--- Items from an interface collection ---

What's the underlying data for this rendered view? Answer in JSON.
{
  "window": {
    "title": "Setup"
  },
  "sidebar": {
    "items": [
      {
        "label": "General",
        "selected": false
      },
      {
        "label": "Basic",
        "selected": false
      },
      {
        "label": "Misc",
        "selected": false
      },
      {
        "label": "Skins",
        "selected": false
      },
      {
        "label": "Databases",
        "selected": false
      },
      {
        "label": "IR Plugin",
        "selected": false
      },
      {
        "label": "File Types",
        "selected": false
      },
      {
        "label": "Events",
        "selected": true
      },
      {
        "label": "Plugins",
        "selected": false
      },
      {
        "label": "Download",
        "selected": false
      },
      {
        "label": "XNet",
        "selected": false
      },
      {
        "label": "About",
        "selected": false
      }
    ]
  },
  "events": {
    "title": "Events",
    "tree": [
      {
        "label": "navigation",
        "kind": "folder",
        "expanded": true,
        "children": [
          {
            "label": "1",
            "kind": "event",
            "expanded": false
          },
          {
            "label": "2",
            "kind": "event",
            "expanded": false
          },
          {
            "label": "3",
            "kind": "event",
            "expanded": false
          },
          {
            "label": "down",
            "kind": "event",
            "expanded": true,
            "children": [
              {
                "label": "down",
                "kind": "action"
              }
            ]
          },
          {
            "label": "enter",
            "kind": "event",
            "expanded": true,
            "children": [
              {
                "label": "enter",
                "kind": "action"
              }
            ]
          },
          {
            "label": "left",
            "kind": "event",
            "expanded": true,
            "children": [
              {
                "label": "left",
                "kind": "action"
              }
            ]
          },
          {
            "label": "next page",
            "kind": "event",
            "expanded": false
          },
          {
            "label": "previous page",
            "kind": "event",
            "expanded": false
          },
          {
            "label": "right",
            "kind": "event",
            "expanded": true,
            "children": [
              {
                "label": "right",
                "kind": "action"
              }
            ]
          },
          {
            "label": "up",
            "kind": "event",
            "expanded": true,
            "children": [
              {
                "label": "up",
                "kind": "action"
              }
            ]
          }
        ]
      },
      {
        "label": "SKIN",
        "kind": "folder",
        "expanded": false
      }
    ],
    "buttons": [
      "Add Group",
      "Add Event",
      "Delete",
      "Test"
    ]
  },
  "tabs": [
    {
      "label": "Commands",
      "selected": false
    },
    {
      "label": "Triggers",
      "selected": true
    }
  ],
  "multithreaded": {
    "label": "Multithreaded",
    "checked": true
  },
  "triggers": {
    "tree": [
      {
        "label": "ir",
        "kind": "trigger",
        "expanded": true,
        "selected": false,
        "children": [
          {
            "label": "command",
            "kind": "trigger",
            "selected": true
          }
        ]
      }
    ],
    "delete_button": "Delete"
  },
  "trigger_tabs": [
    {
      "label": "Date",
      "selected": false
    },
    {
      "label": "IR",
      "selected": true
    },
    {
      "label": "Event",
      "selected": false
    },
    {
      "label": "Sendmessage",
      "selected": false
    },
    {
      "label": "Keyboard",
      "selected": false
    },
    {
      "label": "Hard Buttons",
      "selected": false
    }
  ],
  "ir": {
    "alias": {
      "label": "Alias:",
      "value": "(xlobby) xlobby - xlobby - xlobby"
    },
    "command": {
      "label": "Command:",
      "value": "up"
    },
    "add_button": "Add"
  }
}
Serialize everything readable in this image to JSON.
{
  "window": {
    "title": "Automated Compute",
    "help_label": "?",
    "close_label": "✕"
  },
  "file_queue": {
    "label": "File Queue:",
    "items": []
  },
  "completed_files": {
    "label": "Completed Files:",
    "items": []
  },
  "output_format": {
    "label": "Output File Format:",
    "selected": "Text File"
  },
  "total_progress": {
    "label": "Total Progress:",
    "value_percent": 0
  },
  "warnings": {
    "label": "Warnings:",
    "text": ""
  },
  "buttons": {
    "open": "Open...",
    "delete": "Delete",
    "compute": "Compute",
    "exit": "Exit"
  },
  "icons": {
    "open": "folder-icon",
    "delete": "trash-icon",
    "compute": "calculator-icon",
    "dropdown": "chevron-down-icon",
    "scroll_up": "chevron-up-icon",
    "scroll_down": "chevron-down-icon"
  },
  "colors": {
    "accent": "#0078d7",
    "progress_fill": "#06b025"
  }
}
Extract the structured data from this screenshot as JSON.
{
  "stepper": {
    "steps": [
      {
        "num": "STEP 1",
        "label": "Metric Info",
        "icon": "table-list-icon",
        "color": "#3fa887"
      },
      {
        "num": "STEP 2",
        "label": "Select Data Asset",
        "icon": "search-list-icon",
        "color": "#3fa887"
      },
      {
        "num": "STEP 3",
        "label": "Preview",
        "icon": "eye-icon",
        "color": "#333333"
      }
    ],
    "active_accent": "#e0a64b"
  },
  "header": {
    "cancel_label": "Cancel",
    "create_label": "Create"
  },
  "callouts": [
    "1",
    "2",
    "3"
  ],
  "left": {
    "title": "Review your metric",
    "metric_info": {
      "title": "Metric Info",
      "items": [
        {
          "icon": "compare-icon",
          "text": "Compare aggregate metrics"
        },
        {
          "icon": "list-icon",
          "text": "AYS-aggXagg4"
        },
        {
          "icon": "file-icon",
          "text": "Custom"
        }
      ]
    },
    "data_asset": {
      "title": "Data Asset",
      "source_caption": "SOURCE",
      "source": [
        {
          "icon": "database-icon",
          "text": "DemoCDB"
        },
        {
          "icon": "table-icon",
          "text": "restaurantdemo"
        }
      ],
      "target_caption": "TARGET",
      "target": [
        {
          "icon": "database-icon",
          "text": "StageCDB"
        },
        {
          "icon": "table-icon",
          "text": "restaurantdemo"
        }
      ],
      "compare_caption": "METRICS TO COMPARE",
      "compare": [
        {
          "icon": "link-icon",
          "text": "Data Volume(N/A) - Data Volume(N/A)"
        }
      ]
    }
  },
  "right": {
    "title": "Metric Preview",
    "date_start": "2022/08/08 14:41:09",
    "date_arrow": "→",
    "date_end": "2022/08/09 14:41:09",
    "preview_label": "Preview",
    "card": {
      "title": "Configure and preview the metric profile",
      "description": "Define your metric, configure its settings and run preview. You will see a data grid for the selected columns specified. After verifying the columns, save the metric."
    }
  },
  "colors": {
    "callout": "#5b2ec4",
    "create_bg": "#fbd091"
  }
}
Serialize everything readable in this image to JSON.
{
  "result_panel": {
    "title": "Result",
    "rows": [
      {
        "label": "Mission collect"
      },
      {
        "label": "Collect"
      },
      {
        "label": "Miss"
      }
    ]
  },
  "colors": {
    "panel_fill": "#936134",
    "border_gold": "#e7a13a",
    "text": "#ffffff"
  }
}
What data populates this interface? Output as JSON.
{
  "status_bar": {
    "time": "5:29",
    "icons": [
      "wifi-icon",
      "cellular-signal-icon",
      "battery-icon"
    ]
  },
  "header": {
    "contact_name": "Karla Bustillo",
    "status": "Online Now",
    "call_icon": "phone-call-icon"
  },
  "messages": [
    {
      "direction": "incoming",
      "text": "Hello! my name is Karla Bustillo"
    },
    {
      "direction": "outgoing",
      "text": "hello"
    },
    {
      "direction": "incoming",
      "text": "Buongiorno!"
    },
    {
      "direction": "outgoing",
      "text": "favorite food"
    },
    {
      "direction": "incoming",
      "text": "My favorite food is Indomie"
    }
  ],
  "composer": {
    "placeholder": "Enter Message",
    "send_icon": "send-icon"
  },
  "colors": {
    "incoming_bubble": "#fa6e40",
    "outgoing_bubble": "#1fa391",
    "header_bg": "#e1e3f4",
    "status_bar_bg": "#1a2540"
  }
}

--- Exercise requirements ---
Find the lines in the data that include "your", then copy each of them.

--- Answer space ---
    "title": "Review your metric",
      "description": "Define your metric, configure its settings and run preview. You will see a data grid for the selected columns specified. After verifying the columns, save the metric."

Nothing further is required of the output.